Web page and app entries →
_____

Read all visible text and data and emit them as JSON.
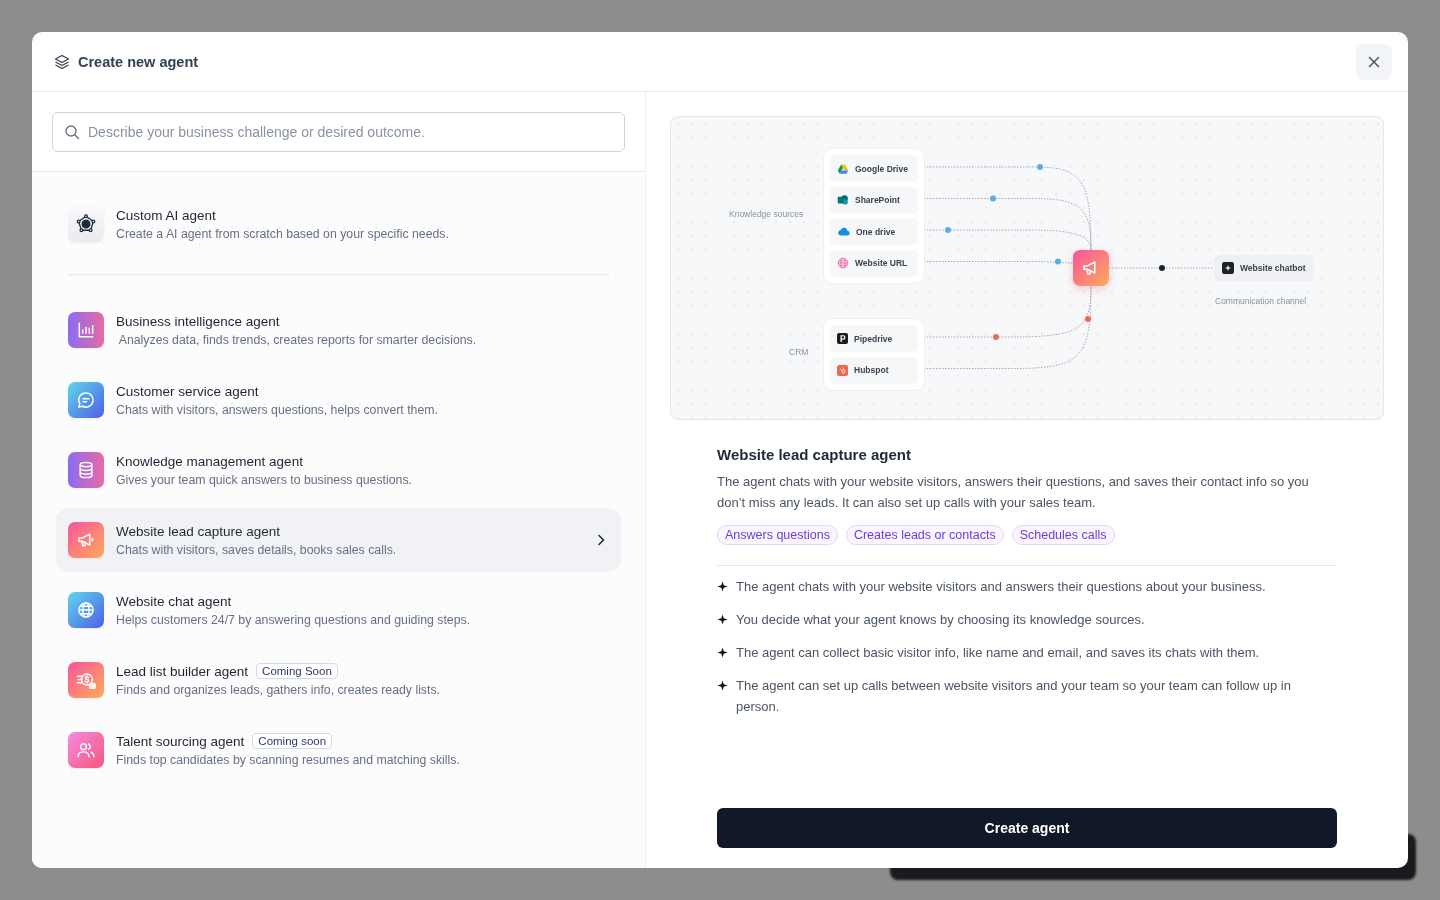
{
  "dialog": {
    "title": "Create new agent"
  },
  "search": {
    "placeholder": "Describe your business challenge or desired outcome."
  },
  "custom_agent": {
    "name": "Custom AI agent",
    "description": "Create a AI agent from scratch based on your specific needs.",
    "kind": "ai",
    "selected": false
  },
  "agents": [
    {
      "name": "Business intelligence agent",
      "description": " Analyzes data, finds trends, creates reports for smarter decisions.",
      "kind": "chart",
      "selected": false
    },
    {
      "name": "Customer service agent",
      "description": "Chats with visitors, answers questions, helps convert them.",
      "kind": "chat",
      "selected": false
    },
    {
      "name": "Knowledge management agent",
      "description": "Gives your team quick answers to business questions.",
      "kind": "database",
      "selected": false
    },
    {
      "name": "Website lead capture agent",
      "description": "Chats with visitors, saves details, books sales calls.",
      "kind": "megaphone",
      "selected": true
    },
    {
      "name": "Website chat agent",
      "description": "Helps customers 24/7 by answering questions and guiding steps.",
      "kind": "globe",
      "selected": false
    },
    {
      "name": "Lead list builder agent",
      "badge": "Coming Soon",
      "description": "Finds and organizes leads, gathers info, creates ready lists.",
      "kind": "coins",
      "selected": false
    },
    {
      "name": "Talent sourcing agent",
      "badge": "Coming soon",
      "description": "Finds top candidates by scanning resumes and matching skills.",
      "kind": "people",
      "selected": false
    }
  ],
  "diagram": {
    "source_groups": [
      {
        "label": "Knowledge sources",
        "color": "#5aaee8",
        "items": [
          {
            "label": "Google Drive",
            "kind": "drive"
          },
          {
            "label": "SharePoint",
            "kind": "sharepoint"
          },
          {
            "label": "One drive",
            "kind": "cloud"
          },
          {
            "label": "Website URL",
            "kind": "globe"
          }
        ]
      },
      {
        "label": "CRM",
        "color": "#ef6a53",
        "items": [
          {
            "label": "Pipedrive",
            "kind": "pipedrive"
          },
          {
            "label": "Hubspot",
            "kind": "hubspot"
          }
        ]
      }
    ],
    "channel": {
      "label": "Website chatbot",
      "caption": "Communication channel"
    }
  },
  "detail": {
    "title": "Website lead capture agent",
    "description": "The agent chats with your website visitors, answers their questions, and saves their contact info so you don’t miss any leads. It can also set up calls with your sales team.",
    "tags": [
      "Answers questions",
      "Creates leads or contacts",
      "Schedules calls"
    ],
    "features": [
      "The agent chats with your website visitors and answers their questions about your business.",
      "You decide what your agent knows by choosing its knowledge sources.",
      "The agent can collect basic visitor info, like name and email, and saves its chats with them.",
      "The agent can set up calls between website visitors and your team so your team can follow up in person."
    ],
    "button": "Create agent"
  }
}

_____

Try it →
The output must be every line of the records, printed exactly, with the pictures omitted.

Task output →
Read all visible text and data and emit them as JSON.
{
  "dialog": {
    "title": "Create new agent"
  },
  "search": {
    "placeholder": "Describe your business challenge or desired outcome."
  },
  "custom_agent": {
    "name": "Custom AI agent",
    "description": "Create a AI agent from scratch based on your specific needs.",
    "kind": "ai",
    "selected": false
  },
  "agents": [
    {
      "name": "Business intelligence agent",
      "description": " Analyzes data, finds trends, creates reports for smarter decisions.",
      "kind": "chart",
      "selected": false
    },
    {
      "name": "Customer service agent",
      "description": "Chats with visitors, answers questions, helps convert them.",
      "kind": "chat",
      "selected": false
    },
    {
      "name": "Knowledge management agent",
      "description": "Gives your team quick answers to business questions.",
      "kind": "database",
      "selected": false
    },
    {
      "name": "Website lead capture agent",
      "description": "Chats with visitors, saves details, books sales calls.",
      "kind": "megaphone",
      "selected": true
    },
    {
      "name": "Website chat agent",
      "description": "Helps customers 24/7 by answering questions and guiding steps.",
      "kind": "globe",
      "selected": false
    },
    {
      "name": "Lead list builder agent",
      "badge": "Coming Soon",
      "description": "Finds and organizes leads, gathers info, creates ready lists.",
      "kind": "coins",
      "selected": false
    },
    {
      "name": "Talent sourcing agent",
      "badge": "Coming soon",
      "description": "Finds top candidates by scanning resumes and matching skills.",
      "kind": "people",
      "selected": false
    }
  ],
  "diagram": {
    "source_groups": [
      {
        "label": "Knowledge sources",
        "color": "#5aaee8",
        "items": [
          {
            "label": "Google Drive",
            "kind": "drive"
          },
          {
            "label": "SharePoint",
            "kind": "sharepoint"
          },
          {
            "label": "One drive",
            "kind": "cloud"
          },
          {
            "label": "Website URL",
            "kind": "globe"
          }
        ]
      },
      {
        "label": "CRM",
        "color": "#ef6a53",
        "items": [
          {
            "label": "Pipedrive",
            "kind": "pipedrive"
          },
          {
            "label": "Hubspot",
            "kind": "hubspot"
          }
        ]
      }
    ],
    "channel": {
      "label": "Website chatbot",
      "caption": "Communication channel"
    }
  },
  "detail": {
    "title": "Website lead capture agent",
    "description": "The agent chats with your website visitors, answers their questions, and saves their contact info so you don’t miss any leads. It can also set up calls with your sales team.",
    "tags": [
      "Answers questions",
      "Creates leads or contacts",
      "Schedules calls"
    ],
    "features": [
      "The agent chats with your website visitors and answers their questions about your business.",
      "You decide what your agent knows by choosing its knowledge sources.",
      "The agent can collect basic visitor info, like name and email, and saves its chats with them.",
      "The agent can set up calls between website visitors and your team so your team can follow up in person."
    ],
    "button": "Create agent"
  }
}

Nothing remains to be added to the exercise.